- Put their toys away
- Fill up a cat or dog’s food bowl
- Place clothes in the hamper
- Dust or wipe baseboards with socks on their hands
- Pile up books and magazines on shelves or tables
- Help make the beds
- Mop small areas with a dry mop
Preschoolers (Ages 4-5)
Preschoolers still feel the same desire to help their parents, because they are still learning through copying their elders. At this age, there are even some chores children can do without supervision. The reason for this increase in ability is that preschoolers have started to master the skills necessary to complete tasks unsupervised. Their handeye coordination
will have increased, as will have their ability to follow more complex instructions. Preschoolers may be able to remember and follow instructions up to two or three steps at a time. In addition to the chores listed above, preschoolers can typically help with the following chores:
- Make their bed without supervision
- Clear the table
- Pull weeds
- Use a hand-held vacuum for crumbs or room edges
- Water flowers
- Put away clean utensils
- Wash plastic dishes with supervision
- Assist an older sibling with setting the table
- Help bring in light groceries
- Sort laundry into whites and colors before wash
- Match socks together
- Dust with a cloth
- Care for an animal’s food and water dishes
Primary Children (Ages 6-9)
Once a child reaches primary school age, they can take on a lot more responsibility without supervision. They can start learning more physically difficult or complex tasks, as they are continuing to learn the necessary skills to do so. Parents should understand that this age group will sometimes start “rebelling” against the idea of chores, as they learn more

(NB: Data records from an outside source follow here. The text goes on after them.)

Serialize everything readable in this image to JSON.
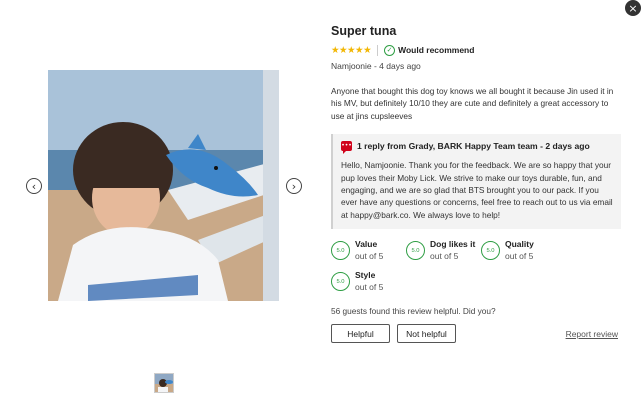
{
  "close_label": "×",
  "gallery": {
    "prev_label": "‹",
    "next_label": "›",
    "photo_icon": "review-photo",
    "thumb_icon": "review-photo-thumbnail"
  },
  "review": {
    "title": "Super tuna",
    "stars": "★★★★★",
    "rating": 5,
    "recommend": "Would recommend",
    "author_line": "Namjoonie - 4 days ago",
    "body": "Anyone that bought this dog toy knows we all bought it because Jin used it in his MV, but definitely 10/10 they are cute and definitely a great accessory to use at jins cupsleeves"
  },
  "reply": {
    "title": "1 reply from Grady, BARK Happy Team team - 2 days ago",
    "text": "Hello, Namjoonie. Thank you for the feedback. We are so happy that your pup loves their Moby Lick. We strive to make our toys durable, fun, and engaging, and we are so glad that BTS brought you to our pack. If you ever have any questions or concerns, feel free to reach out to us via email at happy@bark.co. We always love to help!"
  },
  "attributes": [
    {
      "label": "Value",
      "score": "5.0",
      "sub": "out of 5"
    },
    {
      "label": "Dog likes it",
      "score": "5.0",
      "sub": "out of 5"
    },
    {
      "label": "Quality",
      "score": "5.0",
      "sub": "out of 5"
    },
    {
      "label": "Style",
      "score": "5.0",
      "sub": "out of 5"
    }
  ],
  "helpful": {
    "question": "56 guests found this review helpful. Did you?",
    "yes_label": "Helpful",
    "no_label": "Not helpful",
    "report_label": "Report review"
  },
  "colors": {
    "accent_green": "#2f9e44",
    "star_gold": "#f2b705",
    "reply_red": "#d0021b"
  }
}
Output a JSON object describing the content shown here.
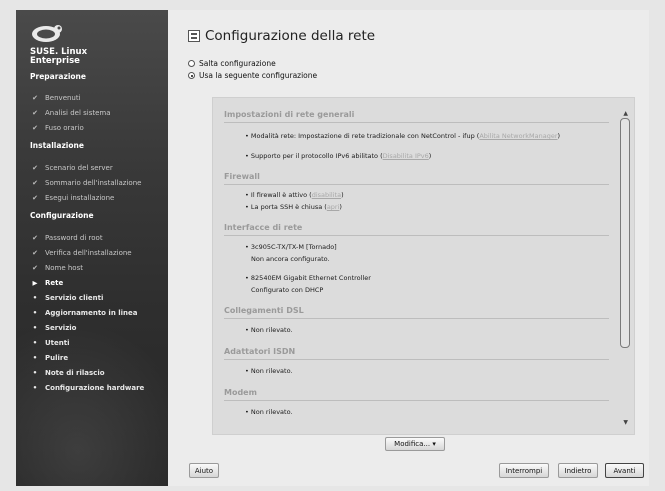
{
  "sidebar": {
    "brand_line1": "SUSE. Linux",
    "brand_line2": "Enterprise",
    "sections": [
      {
        "label": "Preparazione"
      },
      {
        "label": "Installazione"
      },
      {
        "label": "Configurazione"
      }
    ],
    "steps_preparazione": [
      "Benvenuti",
      "Analisi del sistema",
      "Fuso orario"
    ],
    "steps_installazione": [
      "Scenario del server",
      "Sommario dell'installazione",
      "Esegui installazione"
    ],
    "steps_configurazione_done": [
      "Password di root",
      "Verifica dell'installazione",
      "Nome host"
    ],
    "current_step": "Rete",
    "steps_future": [
      "Servizio clienti",
      "Aggiornamento in linea",
      "Servizio",
      "Utenti",
      "Pulire",
      "Note di rilascio",
      "Configurazione hardware"
    ]
  },
  "main": {
    "title": "Configurazione della rete",
    "options": [
      {
        "label": "Salta configurazione",
        "selected": false
      },
      {
        "label": "Usa la seguente configurazione",
        "selected": true
      }
    ],
    "summary": {
      "general_heading": "Impostazioni di rete generali",
      "general_lines": [
        {
          "text": "Modalità rete: Impostazione di rete tradizionale con NetControl - ifup (",
          "link": "Abilita NetworkManager",
          "tail": ")"
        },
        {
          "text": "Supporto per il protocollo IPv6 abilitato (",
          "link": "Disabilita IPv6",
          "tail": ")"
        }
      ],
      "firewall_heading": "Firewall",
      "firewall_lines": [
        {
          "text": "Il firewall è attivo (",
          "link": "disabilita",
          "tail": ")"
        },
        {
          "text": "La porta SSH è chiusa (",
          "link": "apri",
          "tail": ")"
        }
      ],
      "interfaces_heading": "Interfacce di rete",
      "interfaces": [
        {
          "name": "3c905C-TX/TX-M [Tornado]",
          "status": "Non ancora configurato."
        },
        {
          "name": "82540EM Gigabit Ethernet Controller",
          "status": "Configurato con DHCP"
        }
      ],
      "dsl_heading": "Collegamenti DSL",
      "dsl_status": "Non rilevato.",
      "isdn_heading": "Adattatori ISDN",
      "isdn_status": "Non rilevato.",
      "modem_heading": "Modem",
      "modem_status": "Non rilevato."
    },
    "modify_button": "Modifica...",
    "buttons": {
      "help": "Aiuto",
      "abort": "Interrompi",
      "back": "Indietro",
      "next": "Avanti"
    }
  }
}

independence. With patience, however, they will understand they are still expected to help around the home. At school we talk about everyone having a job in the care of our classroom environment. Some children may never rebel against their chores. Whether they do or not will largely depend on their own unique personalities. In addition to the chores
listed for both toddlers and preschoolers above, primary schoolers between the ages of 6 and 9 can usually do the following chores:

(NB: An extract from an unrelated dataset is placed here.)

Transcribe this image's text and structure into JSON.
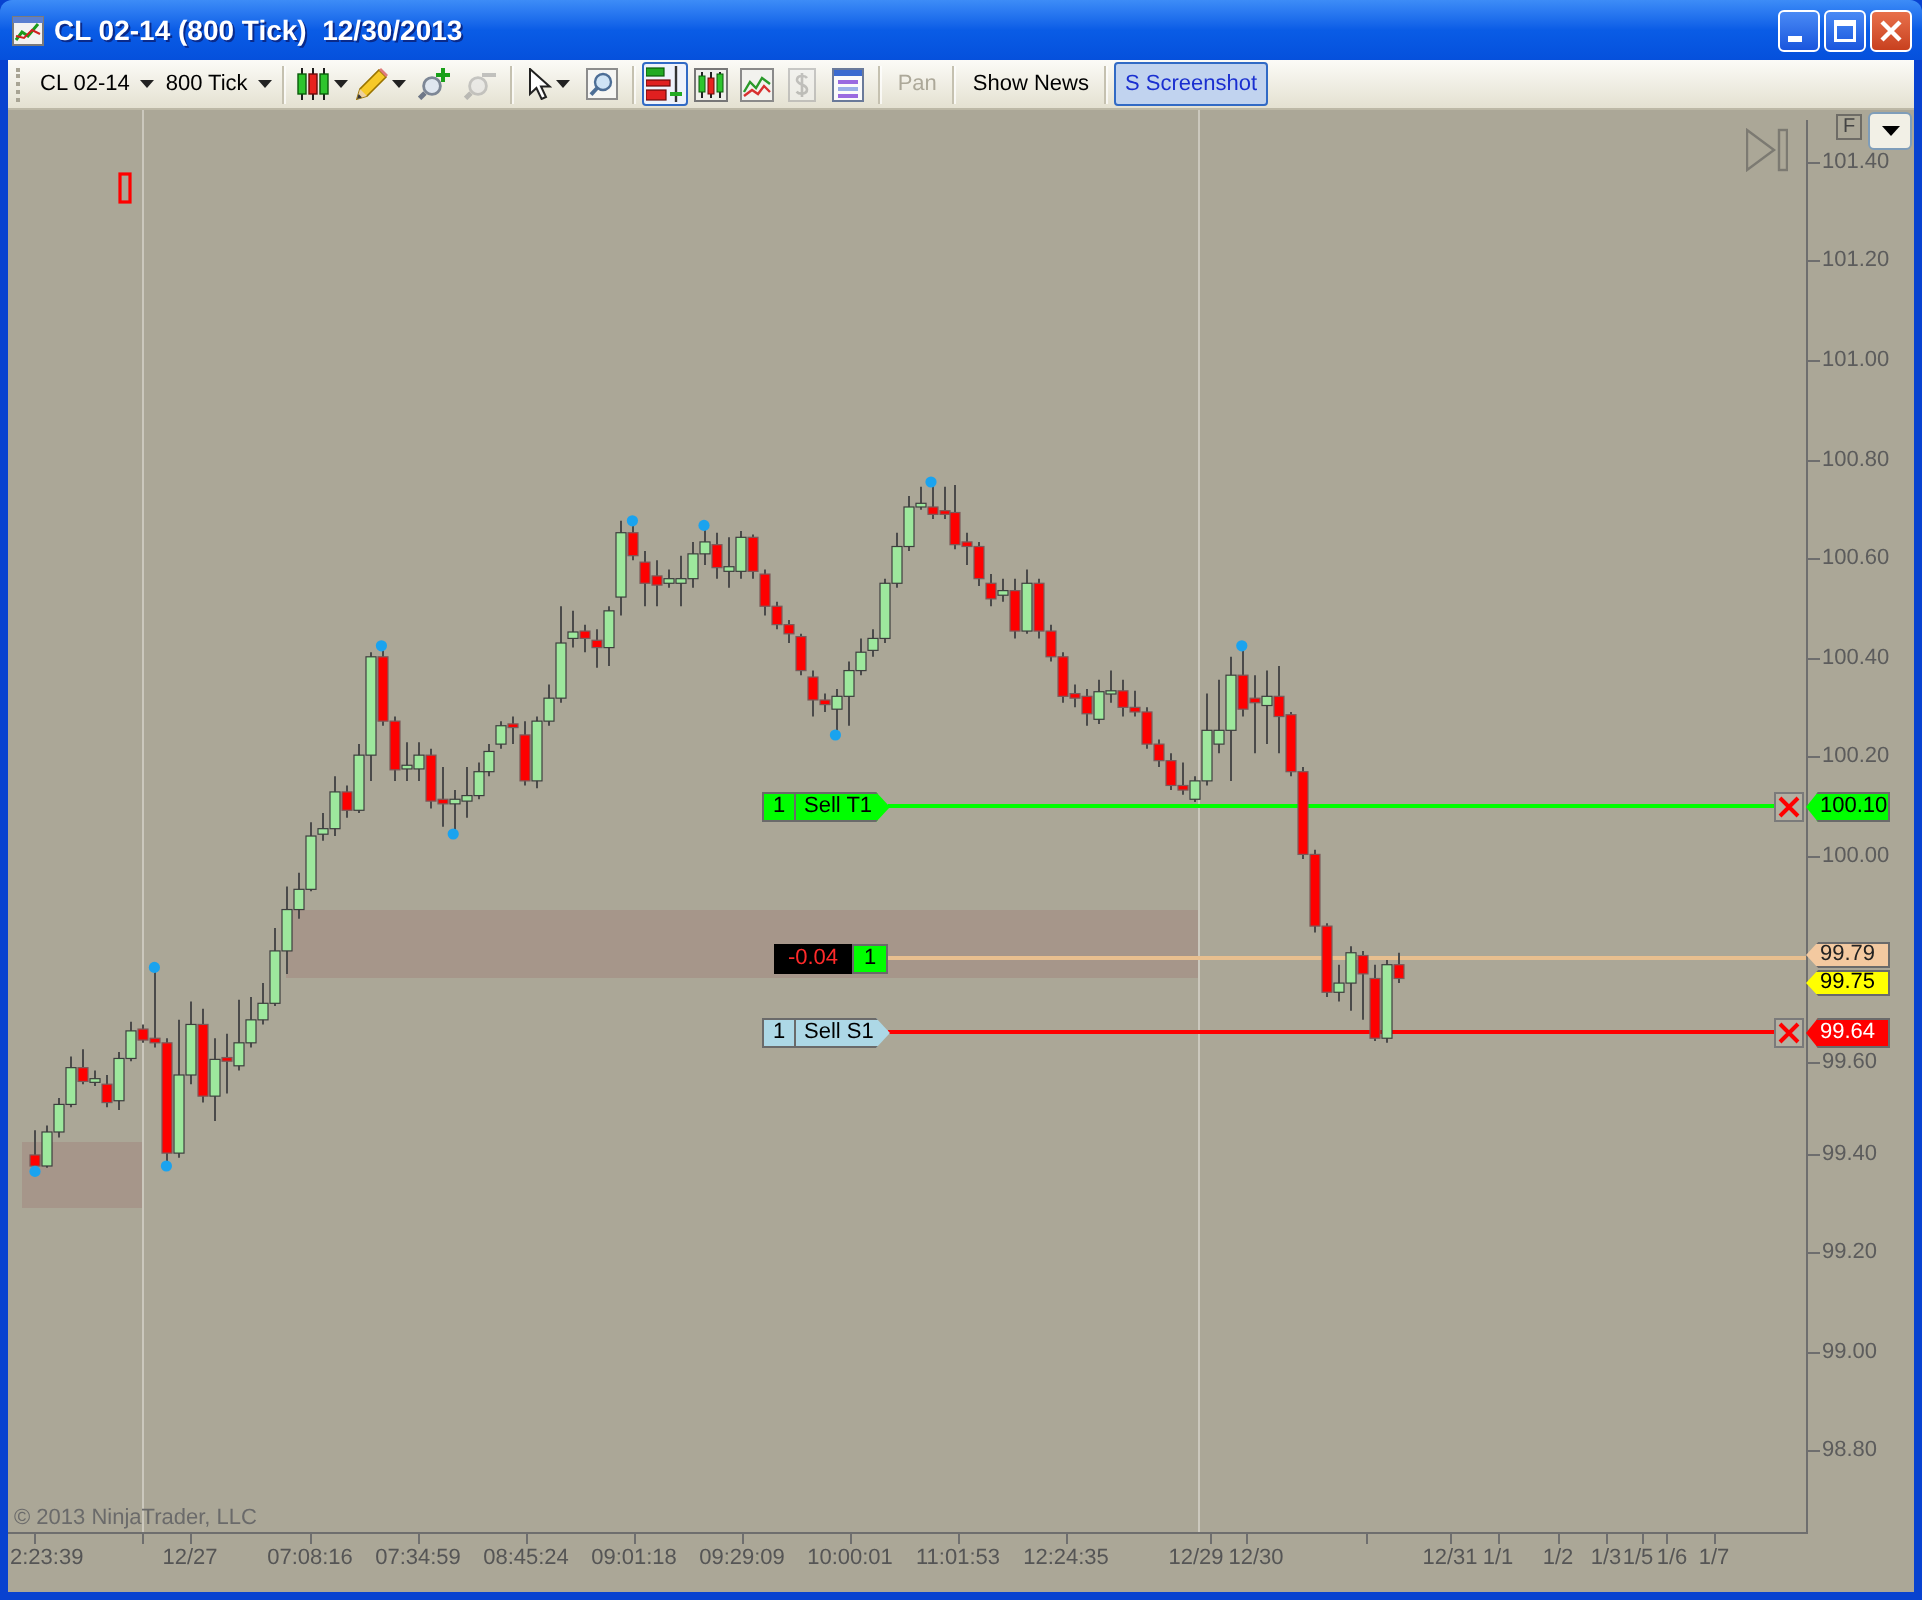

- Sweep the floors
- Help make bagged or boxed lunches
- Rake the yard
- Clean their own bedrooms, with minimal supervision
- Put away the groceries
- Load the dishwasher
- Empty the dishwasher or drain
- Help a parent prepare supper
- Make their own snacks/breakfast
- Scrub the table after meals
- Put away their own laundry
- Take the family dog for a walk (in the yard or with supervision)
- Wet mop
- Empty indoor trash bins into the kitchen trash
Upper Primary/Middle Schoolers (Ages 10-13)
Preteens or middle schoolers can do many tasks on their own and can be held responsible for them without constant reminders. At this age, many families decide to create a chore chart or task list for their children. Then, parents can hold the child responsible and check just once a day to see that things were checked off the list or chart. This helps children learn not only self-reliance, but how to be responsible for themselves when nobody is looking. In addition to all the tasks listed in the sections above for younger ages, children between the ages of 10 and 13 should be able to do the following chores:
- Wash the dishes or load the dishwasher without assistance
- Wash the family car
- Prepare easy meals without assistance
- Use the clothes washer and dryer
- Take the trash to the bins
- Take the trash bins to the curb
- Babysit younger siblings with parents at home
Our children are capable of so much, and they actually find fulfilment in having a purpose and being a part of their school or household community. Bali can be tricky; there is a culture of helpers and nannies and the chance for lots of tasks to be completed by other well-meaning individuals.
This summer when your children are home with you, think about the fact that they are used to “doing it for themselves” at school. They have daily classroom chores and jobs. What can you ask them to do at home to help out, to stay in that rhythm, that may ultimately, bring them more satisfaction and a sense of accomplishment and belonging?